◆ **What you need to do**
Report each line of the data that contains the string "value".

**** Exercise data ****

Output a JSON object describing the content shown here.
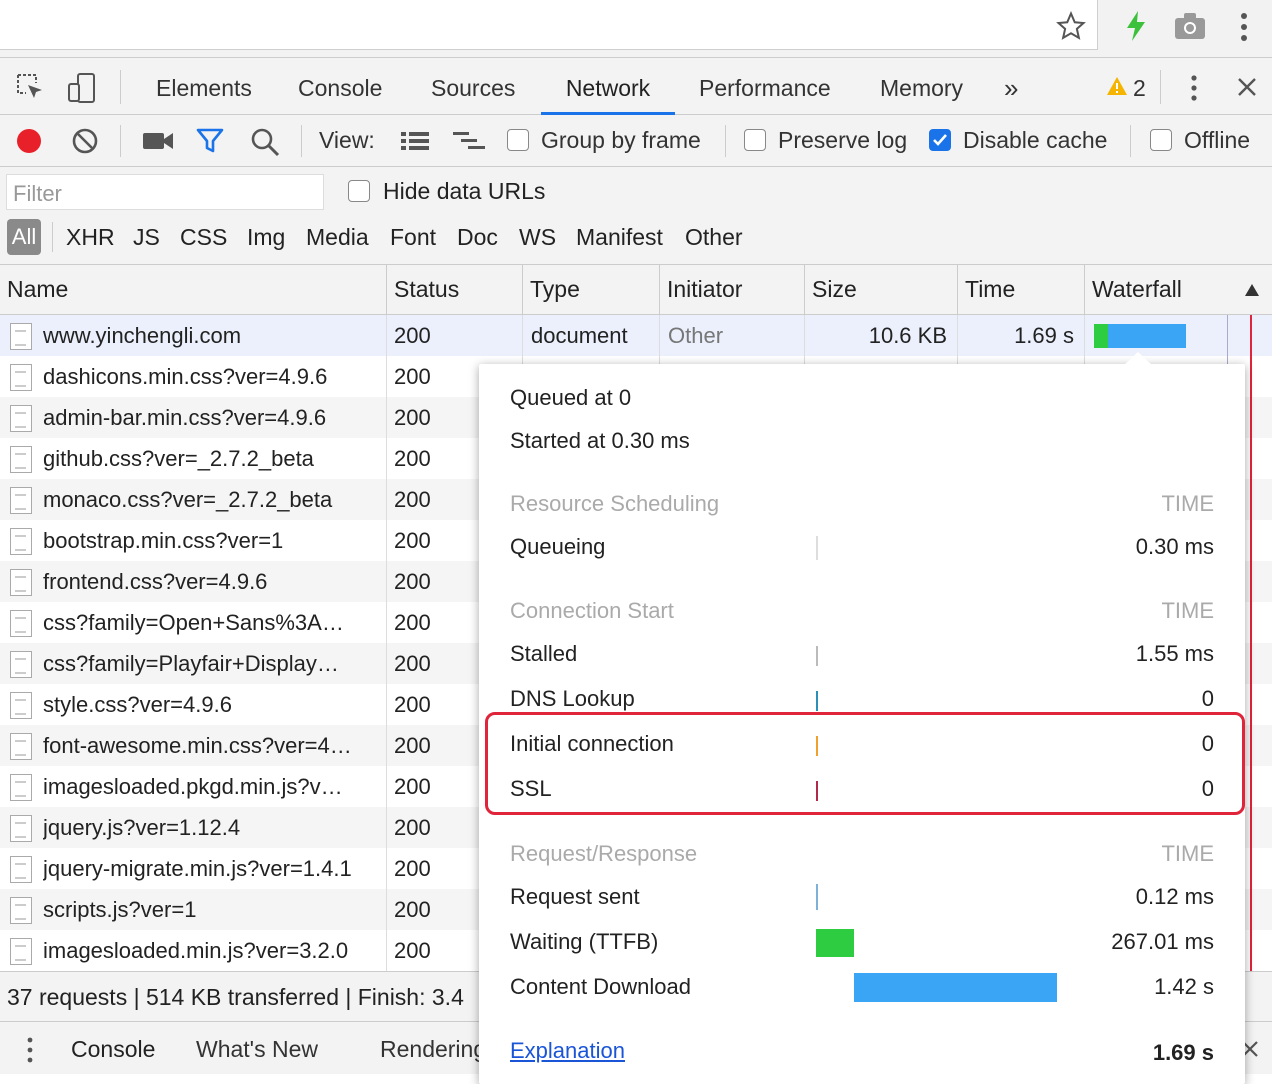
{
  "tabs": [
    "Elements",
    "Console",
    "Sources",
    "Network",
    "Performance",
    "Memory"
  ],
  "more_tabs": "»",
  "warnings_count": "2",
  "toolbar": {
    "view_label": "View:",
    "group_by_frame": "Group by frame",
    "preserve_log": "Preserve log",
    "disable_cache": "Disable cache",
    "offline": "Offline"
  },
  "filter": {
    "placeholder": "Filter",
    "hide_data_urls": "Hide data URLs"
  },
  "type_filters": [
    "All",
    "XHR",
    "JS",
    "CSS",
    "Img",
    "Media",
    "Font",
    "Doc",
    "WS",
    "Manifest",
    "Other"
  ],
  "columns": {
    "name": "Name",
    "status": "Status",
    "type": "Type",
    "initiator": "Initiator",
    "size": "Size",
    "time": "Time",
    "waterfall": "Waterfall"
  },
  "rows": [
    {
      "name": "www.yinchengli.com",
      "status": "200",
      "type": "document",
      "initiator": "Other",
      "size": "10.6 KB",
      "time": "1.69 s"
    },
    {
      "name": "dashicons.min.css?ver=4.9.6",
      "status": "200"
    },
    {
      "name": "admin-bar.min.css?ver=4.9.6",
      "status": "200"
    },
    {
      "name": "github.css?ver=_2.7.2_beta",
      "status": "200"
    },
    {
      "name": "monaco.css?ver=_2.7.2_beta",
      "status": "200"
    },
    {
      "name": "bootstrap.min.css?ver=1",
      "status": "200"
    },
    {
      "name": "frontend.css?ver=4.9.6",
      "status": "200"
    },
    {
      "name": "css?family=Open+Sans%3A…",
      "status": "200"
    },
    {
      "name": "css?family=Playfair+Display…",
      "status": "200"
    },
    {
      "name": "style.css?ver=4.9.6",
      "status": "200"
    },
    {
      "name": "font-awesome.min.css?ver=4…",
      "status": "200"
    },
    {
      "name": "imagesloaded.pkgd.min.js?v…",
      "status": "200"
    },
    {
      "name": "jquery.js?ver=1.12.4",
      "status": "200"
    },
    {
      "name": "jquery-migrate.min.js?ver=1.4.1",
      "status": "200"
    },
    {
      "name": "scripts.js?ver=1",
      "status": "200"
    },
    {
      "name": "imagesloaded.min.js?ver=3.2.0",
      "status": "200"
    }
  ],
  "footer_summary": "37 requests | 514 KB transferred | Finish: 3.4",
  "drawer_tabs": [
    "Console",
    "What's New",
    "Rendering"
  ],
  "timing": {
    "queued_at": "Queued at 0",
    "started_at": "Started at 0.30 ms",
    "sections": [
      {
        "header": "Resource Scheduling",
        "time_label": "TIME",
        "items": [
          {
            "label": "Queueing",
            "value": "0.30 ms"
          }
        ]
      },
      {
        "header": "Connection Start",
        "time_label": "TIME",
        "items": [
          {
            "label": "Stalled",
            "value": "1.55 ms"
          },
          {
            "label": "DNS Lookup",
            "value": "0"
          },
          {
            "label": "Initial connection",
            "value": "0"
          },
          {
            "label": "SSL",
            "value": "0"
          }
        ]
      },
      {
        "header": "Request/Response",
        "time_label": "TIME",
        "items": [
          {
            "label": "Request sent",
            "value": "0.12 ms"
          },
          {
            "label": "Waiting (TTFB)",
            "value": "267.01 ms"
          },
          {
            "label": "Content Download",
            "value": "1.42 s"
          }
        ]
      }
    ],
    "explanation_link": "Explanation",
    "total": "1.69 s"
  },
  "colors": {
    "accent": "#1a73e8",
    "record": "#e8202a",
    "waiting": "#2ecc40",
    "download": "#3aa4f5",
    "highlight": "#e0243a"
  }
}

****

◆ **Result of the task**
            "value": "0.30 ms"
            "value": "1.55 ms"
            "value": "0"
            "value": "0"
            "value": "0"
            "value": "0.12 ms"
            "value": "267.01 ms"
            "value": "1.42 s"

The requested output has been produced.